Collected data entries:
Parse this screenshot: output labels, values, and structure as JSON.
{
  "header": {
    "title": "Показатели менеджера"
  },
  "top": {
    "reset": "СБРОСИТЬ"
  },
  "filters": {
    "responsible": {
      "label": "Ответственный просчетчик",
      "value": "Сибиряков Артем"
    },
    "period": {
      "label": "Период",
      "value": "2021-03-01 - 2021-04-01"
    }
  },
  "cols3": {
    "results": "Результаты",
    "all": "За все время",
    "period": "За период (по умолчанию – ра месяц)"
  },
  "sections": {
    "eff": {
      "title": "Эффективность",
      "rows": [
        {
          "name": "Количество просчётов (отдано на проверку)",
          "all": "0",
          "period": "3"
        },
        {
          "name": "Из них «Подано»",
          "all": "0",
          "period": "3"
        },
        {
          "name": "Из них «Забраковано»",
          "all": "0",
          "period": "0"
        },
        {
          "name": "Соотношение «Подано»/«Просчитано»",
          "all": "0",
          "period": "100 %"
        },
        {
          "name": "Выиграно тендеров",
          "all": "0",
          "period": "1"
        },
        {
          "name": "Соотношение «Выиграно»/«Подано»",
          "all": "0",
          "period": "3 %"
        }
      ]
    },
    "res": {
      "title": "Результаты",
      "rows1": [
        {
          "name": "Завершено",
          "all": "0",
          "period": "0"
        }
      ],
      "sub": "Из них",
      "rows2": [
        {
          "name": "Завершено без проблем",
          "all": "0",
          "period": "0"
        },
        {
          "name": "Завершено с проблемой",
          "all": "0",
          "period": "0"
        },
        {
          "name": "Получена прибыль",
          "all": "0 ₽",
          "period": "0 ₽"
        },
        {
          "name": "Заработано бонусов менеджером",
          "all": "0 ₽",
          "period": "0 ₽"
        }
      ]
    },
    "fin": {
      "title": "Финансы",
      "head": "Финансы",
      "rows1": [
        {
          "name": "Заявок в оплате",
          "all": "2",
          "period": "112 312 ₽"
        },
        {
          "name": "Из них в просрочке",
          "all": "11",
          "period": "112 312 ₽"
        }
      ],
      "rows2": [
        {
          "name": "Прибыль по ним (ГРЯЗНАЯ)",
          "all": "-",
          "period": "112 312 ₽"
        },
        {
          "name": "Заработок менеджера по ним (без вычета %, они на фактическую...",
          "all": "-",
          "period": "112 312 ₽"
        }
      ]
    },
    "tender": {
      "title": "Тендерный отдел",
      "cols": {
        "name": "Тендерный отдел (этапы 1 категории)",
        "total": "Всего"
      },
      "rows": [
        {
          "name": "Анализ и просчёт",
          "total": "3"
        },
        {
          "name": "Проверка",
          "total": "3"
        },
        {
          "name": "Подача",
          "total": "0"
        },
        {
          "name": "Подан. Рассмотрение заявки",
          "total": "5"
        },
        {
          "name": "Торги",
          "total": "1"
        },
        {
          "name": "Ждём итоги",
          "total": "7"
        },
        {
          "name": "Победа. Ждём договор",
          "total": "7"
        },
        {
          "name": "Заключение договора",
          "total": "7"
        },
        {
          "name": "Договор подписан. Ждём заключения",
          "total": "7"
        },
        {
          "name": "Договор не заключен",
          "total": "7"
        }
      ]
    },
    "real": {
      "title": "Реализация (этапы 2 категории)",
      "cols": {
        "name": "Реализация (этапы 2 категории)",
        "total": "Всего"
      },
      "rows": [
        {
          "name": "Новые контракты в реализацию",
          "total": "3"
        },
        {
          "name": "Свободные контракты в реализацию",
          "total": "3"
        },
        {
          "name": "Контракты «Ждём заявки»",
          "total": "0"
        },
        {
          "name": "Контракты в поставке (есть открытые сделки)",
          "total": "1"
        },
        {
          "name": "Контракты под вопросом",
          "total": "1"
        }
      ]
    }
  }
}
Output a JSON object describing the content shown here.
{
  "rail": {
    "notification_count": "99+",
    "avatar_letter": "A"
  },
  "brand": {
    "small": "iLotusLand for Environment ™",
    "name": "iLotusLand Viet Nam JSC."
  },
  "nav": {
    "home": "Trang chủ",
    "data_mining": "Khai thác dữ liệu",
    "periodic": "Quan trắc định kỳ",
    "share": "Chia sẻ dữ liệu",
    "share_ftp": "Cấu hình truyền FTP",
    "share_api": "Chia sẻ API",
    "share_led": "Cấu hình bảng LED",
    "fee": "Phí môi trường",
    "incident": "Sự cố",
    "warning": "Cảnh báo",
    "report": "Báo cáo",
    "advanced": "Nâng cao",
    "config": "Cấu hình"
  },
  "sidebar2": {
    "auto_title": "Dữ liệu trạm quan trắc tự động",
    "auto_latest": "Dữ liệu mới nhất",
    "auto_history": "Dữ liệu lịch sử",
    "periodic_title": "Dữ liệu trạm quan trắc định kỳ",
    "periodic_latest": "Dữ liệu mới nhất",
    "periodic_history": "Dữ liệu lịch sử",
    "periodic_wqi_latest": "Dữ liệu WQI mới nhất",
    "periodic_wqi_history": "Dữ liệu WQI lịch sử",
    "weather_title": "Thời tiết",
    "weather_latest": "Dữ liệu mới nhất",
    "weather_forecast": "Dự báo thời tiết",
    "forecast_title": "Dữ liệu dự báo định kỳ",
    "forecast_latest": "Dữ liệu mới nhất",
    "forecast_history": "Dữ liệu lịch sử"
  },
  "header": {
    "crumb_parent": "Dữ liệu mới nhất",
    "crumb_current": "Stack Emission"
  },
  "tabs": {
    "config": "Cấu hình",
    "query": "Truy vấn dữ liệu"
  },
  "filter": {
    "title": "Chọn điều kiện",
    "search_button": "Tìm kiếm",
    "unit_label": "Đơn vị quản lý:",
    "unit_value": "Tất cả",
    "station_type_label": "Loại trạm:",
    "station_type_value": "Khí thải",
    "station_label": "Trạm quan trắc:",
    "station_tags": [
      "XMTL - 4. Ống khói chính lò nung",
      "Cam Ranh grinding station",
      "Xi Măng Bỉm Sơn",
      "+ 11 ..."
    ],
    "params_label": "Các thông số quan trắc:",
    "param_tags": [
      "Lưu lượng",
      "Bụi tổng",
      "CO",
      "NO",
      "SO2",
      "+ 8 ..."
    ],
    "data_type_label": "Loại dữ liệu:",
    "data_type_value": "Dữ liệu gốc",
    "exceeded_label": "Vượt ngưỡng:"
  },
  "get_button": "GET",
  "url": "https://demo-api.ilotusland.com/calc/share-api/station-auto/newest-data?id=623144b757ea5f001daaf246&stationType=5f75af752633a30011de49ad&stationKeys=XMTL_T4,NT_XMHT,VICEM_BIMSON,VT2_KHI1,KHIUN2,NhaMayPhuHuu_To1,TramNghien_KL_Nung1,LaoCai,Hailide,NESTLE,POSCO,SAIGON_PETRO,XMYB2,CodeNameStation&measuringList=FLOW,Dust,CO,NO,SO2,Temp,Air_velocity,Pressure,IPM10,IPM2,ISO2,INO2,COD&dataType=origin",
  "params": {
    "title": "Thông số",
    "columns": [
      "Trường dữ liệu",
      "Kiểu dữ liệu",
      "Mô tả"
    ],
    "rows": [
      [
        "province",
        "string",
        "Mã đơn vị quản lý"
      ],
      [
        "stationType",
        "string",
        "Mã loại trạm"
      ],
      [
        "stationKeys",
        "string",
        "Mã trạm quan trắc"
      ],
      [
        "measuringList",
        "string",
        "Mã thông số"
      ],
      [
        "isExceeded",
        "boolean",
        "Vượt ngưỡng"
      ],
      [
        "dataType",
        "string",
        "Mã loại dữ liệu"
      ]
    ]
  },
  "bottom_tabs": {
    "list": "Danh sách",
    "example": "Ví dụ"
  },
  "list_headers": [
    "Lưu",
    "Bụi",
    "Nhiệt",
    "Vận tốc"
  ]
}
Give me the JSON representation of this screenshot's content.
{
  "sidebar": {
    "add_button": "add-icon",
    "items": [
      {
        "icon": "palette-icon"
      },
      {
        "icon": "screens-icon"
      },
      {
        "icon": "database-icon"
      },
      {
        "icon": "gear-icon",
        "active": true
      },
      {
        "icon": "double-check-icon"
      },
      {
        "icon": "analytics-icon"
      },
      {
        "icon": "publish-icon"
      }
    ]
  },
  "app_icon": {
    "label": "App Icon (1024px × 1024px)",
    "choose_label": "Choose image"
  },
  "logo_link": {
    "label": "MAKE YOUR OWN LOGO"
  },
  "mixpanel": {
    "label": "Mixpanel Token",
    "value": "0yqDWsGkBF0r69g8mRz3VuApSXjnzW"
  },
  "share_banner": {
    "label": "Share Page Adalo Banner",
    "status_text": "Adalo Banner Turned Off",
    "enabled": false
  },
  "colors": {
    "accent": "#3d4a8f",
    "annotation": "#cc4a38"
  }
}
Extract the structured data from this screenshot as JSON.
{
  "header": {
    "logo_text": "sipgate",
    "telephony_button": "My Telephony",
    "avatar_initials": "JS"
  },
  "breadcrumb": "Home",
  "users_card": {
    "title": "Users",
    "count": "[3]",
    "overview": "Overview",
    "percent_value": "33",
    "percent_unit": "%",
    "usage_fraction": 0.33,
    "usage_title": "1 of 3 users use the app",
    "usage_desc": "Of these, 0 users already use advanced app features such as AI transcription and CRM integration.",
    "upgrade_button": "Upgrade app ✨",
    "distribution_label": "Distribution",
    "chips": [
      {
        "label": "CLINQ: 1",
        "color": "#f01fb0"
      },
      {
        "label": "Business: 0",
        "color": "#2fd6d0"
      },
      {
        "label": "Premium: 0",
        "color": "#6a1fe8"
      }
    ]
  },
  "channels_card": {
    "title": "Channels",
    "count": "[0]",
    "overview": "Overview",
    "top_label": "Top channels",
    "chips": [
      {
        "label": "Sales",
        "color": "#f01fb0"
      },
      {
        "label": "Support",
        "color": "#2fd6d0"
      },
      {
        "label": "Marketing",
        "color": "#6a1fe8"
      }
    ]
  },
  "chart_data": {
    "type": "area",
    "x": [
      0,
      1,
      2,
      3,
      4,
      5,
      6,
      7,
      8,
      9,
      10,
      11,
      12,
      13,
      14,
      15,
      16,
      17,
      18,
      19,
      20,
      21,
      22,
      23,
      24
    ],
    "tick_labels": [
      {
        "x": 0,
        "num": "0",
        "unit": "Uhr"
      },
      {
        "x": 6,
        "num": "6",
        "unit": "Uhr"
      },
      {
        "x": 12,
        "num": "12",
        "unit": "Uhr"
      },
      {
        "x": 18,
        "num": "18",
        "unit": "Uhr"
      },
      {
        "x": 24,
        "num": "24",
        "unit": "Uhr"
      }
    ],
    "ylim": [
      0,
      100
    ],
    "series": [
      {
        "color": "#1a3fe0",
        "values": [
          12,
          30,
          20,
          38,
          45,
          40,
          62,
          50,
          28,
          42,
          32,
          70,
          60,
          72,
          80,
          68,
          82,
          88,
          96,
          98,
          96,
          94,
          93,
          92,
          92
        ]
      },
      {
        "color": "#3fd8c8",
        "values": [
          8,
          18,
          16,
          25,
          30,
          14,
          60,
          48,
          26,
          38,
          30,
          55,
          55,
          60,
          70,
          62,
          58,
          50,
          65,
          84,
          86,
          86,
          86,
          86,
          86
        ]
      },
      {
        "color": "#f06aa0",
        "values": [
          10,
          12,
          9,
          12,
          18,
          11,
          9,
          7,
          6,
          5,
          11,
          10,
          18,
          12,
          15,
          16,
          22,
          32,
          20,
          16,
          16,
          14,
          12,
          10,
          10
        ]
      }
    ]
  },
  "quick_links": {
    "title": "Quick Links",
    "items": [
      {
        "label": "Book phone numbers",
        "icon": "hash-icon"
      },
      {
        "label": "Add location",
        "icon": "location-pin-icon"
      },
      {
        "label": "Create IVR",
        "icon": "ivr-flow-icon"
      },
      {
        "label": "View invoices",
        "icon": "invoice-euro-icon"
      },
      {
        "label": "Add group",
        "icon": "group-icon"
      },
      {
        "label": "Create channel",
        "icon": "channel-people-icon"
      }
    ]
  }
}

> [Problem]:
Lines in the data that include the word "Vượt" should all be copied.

> [Response to this exercise]:
    "exceeded_label": "Vượt ngưỡng:"
        "Vượt ngưỡng"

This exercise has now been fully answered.